Governments are finding cryptocurrency too mainstream and chaotic to ignore. Government agencies around the globe are targeting crypto investors with taxes, mandatory registration, and full disclosure rules. This new wave is contradictory because privacy and autonomy have been the strongest characteristics of cryptocurrency.
Questions about State Regulation of Crypto Raises
The registration by Australia of 246 cryptocurrency exchanges in April 2018 and January 2019 was praised by observers and exchanges as an indication of the direction virtual currencies are heading with regard to regulation around the globe.
Industry players view regulatory encroachment positively as a step toward respectability. The price that the crypto community will pay to become part of the mainstream economy is becoming more apparent, raising existential questions about its future direction.
Regulations threaten Cryptocurrency Independence on Shelter Humanity
While early cryptocurrency visionaries tried to avoid authority and emphasized freedom, autonomy, democracy, many new movers welcome regulation to address the trust issues that have plagued the industry.
Malaysia, Australia and Japan are just a few of the countries that have used the law to measure the virtual currency’s aspects. It will be interesting to see how much of what made cryptocurrency so attractive continue to be incorporated into mainstream law.
Satoshi Nakamoto’s revolutionary proposal ten years ago stated that the root problem of conventional currency was all the trust required to make it work. Banks cannot be trusted to keep our money safe and electronically transfer it. However, they loan it out in credit bubbles with only a small fraction of reserve. They must be trusted with our privacy and trust them to not let identity thieves drain accounts.” Cryptocurrency is based on trust rather than trust.
Regulators are rewarded with benign offers
While regulation is being introduced with the seemingly innocent promise of innovation support, it is unclear how much government control will be placed on investors and exchanges in the future. Individuals who want to work in an isolated system that is not subject to central bank or state supervision are being increasingly faced with top-down demands from the industry, including the closing of businesses and the freezing of accounts.

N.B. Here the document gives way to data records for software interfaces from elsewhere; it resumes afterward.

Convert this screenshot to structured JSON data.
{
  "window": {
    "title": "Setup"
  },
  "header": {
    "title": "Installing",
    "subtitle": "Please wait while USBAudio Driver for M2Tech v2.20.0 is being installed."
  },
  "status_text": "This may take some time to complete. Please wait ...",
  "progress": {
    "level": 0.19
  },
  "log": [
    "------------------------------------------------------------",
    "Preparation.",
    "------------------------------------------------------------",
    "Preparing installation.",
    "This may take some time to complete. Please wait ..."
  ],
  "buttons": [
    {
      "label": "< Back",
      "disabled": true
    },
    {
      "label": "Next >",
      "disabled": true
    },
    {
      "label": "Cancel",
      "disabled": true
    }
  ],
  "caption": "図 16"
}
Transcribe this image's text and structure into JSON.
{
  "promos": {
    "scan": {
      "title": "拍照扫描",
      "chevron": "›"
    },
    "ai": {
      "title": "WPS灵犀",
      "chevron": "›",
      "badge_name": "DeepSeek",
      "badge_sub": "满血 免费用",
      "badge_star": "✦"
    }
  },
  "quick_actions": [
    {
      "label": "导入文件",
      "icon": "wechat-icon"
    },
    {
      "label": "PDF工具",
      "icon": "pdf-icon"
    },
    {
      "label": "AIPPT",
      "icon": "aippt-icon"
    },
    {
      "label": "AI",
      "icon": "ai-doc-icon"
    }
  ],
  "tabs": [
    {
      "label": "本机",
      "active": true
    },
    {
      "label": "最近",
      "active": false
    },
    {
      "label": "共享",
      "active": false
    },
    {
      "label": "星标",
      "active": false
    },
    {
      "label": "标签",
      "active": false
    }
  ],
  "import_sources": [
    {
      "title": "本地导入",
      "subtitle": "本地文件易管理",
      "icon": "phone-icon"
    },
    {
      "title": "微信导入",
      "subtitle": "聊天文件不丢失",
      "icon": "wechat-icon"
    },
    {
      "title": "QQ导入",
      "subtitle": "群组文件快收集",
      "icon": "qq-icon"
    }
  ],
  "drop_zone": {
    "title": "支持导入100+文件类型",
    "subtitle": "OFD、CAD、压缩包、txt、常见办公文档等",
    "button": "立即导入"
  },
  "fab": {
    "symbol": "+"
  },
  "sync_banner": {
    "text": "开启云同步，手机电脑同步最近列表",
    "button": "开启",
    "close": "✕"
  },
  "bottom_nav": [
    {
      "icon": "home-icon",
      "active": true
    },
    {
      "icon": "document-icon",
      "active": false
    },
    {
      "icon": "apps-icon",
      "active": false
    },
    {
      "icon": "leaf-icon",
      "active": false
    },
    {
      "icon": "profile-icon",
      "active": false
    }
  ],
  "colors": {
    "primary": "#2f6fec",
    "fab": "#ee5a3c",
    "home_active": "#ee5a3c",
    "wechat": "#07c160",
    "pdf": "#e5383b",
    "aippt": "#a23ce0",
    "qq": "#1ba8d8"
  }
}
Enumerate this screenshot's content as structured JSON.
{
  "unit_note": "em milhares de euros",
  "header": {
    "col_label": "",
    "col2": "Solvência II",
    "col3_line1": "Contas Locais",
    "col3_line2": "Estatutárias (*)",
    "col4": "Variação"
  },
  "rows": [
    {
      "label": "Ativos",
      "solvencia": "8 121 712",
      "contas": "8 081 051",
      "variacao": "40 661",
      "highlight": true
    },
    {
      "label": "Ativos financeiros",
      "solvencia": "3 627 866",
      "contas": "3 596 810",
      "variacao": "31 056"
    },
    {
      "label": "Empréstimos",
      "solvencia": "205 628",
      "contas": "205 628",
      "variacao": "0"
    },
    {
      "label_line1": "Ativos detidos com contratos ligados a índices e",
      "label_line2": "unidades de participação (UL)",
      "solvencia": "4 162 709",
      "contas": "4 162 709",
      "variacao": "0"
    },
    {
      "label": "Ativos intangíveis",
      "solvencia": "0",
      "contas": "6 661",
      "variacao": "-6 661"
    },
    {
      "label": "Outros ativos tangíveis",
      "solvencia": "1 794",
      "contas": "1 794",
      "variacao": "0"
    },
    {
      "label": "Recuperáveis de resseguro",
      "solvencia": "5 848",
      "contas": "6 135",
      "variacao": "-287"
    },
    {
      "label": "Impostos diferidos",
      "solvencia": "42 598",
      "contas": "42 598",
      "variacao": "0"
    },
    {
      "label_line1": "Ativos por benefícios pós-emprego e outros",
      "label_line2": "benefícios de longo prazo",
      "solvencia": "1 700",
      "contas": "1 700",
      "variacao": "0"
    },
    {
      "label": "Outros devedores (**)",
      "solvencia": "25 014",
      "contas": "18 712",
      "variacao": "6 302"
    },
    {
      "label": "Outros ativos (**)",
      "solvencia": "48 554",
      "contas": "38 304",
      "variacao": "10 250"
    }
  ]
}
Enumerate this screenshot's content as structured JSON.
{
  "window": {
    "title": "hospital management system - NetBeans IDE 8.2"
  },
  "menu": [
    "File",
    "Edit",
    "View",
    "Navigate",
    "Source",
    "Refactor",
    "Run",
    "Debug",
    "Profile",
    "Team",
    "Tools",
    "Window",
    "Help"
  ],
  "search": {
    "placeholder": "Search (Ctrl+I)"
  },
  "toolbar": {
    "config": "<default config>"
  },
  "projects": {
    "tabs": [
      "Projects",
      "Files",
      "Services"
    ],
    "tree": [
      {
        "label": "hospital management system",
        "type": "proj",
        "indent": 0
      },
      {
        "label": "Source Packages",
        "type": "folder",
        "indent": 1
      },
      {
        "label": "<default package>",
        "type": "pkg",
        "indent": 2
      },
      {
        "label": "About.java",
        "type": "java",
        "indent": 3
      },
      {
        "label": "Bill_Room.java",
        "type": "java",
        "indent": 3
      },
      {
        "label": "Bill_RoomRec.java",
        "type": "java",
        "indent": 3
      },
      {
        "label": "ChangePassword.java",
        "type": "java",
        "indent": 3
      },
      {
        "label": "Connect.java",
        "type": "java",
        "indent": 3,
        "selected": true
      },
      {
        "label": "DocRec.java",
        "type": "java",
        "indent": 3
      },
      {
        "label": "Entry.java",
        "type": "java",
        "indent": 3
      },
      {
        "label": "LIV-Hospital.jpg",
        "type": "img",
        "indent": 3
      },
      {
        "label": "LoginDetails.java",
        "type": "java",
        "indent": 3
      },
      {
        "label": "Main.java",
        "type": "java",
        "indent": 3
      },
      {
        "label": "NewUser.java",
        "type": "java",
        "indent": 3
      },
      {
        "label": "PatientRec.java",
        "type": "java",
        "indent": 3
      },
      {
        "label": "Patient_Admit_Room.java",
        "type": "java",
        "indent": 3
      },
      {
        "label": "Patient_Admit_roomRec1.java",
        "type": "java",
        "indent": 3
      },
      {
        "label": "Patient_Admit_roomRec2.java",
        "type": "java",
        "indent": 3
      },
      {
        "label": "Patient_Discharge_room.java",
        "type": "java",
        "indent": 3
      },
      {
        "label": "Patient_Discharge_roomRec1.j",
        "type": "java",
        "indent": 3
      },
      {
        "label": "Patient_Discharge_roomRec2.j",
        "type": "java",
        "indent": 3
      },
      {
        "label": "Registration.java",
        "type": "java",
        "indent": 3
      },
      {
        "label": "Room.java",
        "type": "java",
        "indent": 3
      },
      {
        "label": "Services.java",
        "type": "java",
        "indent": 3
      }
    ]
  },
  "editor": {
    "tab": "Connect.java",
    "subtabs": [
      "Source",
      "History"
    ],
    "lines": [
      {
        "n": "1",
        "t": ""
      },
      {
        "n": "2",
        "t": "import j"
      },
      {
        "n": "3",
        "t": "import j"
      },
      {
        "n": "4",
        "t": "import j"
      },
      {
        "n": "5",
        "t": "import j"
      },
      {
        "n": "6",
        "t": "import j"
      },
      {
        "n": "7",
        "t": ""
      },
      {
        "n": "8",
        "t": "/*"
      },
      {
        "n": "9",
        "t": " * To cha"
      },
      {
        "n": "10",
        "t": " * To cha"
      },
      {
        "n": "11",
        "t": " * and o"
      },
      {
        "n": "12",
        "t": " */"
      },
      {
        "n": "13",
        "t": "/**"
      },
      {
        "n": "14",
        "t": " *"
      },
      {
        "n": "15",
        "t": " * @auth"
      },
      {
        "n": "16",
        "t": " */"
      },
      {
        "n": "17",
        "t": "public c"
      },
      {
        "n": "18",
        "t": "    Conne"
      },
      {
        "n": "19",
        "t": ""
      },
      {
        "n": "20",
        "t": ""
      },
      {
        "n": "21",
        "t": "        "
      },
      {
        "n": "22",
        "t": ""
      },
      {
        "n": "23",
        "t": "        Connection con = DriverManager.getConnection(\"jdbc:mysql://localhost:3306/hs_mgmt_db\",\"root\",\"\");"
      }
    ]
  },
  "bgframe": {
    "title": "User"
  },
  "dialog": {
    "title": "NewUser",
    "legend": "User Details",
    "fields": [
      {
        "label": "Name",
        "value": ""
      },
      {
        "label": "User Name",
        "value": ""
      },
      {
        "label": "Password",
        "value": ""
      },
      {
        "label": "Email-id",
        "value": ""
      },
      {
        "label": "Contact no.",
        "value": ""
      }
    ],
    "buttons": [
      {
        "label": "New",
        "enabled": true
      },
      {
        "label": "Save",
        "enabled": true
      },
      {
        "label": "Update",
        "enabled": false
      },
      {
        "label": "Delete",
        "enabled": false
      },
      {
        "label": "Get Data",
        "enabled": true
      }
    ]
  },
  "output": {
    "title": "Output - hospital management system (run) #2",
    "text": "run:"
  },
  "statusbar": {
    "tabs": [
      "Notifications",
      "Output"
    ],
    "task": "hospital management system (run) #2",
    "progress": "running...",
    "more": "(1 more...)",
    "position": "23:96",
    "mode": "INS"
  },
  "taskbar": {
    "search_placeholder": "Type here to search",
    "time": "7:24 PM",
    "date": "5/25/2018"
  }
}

Japan is a country that has always been open to crypto. However, the Coincheck hack has forced it to tighten its regulations. Japan was hit hard by the $530 million heist, which prompted it to increase its regulatory burden and require exchanges to register with the Financial Services Agency (FSA).
South Korea bans anonymous accounts from cryptocurrency trading. It also requires banks to report on accounts that are held by digital asset exchanges. South East Asian countries have also banned financial institutions from trading on bitcoin futures.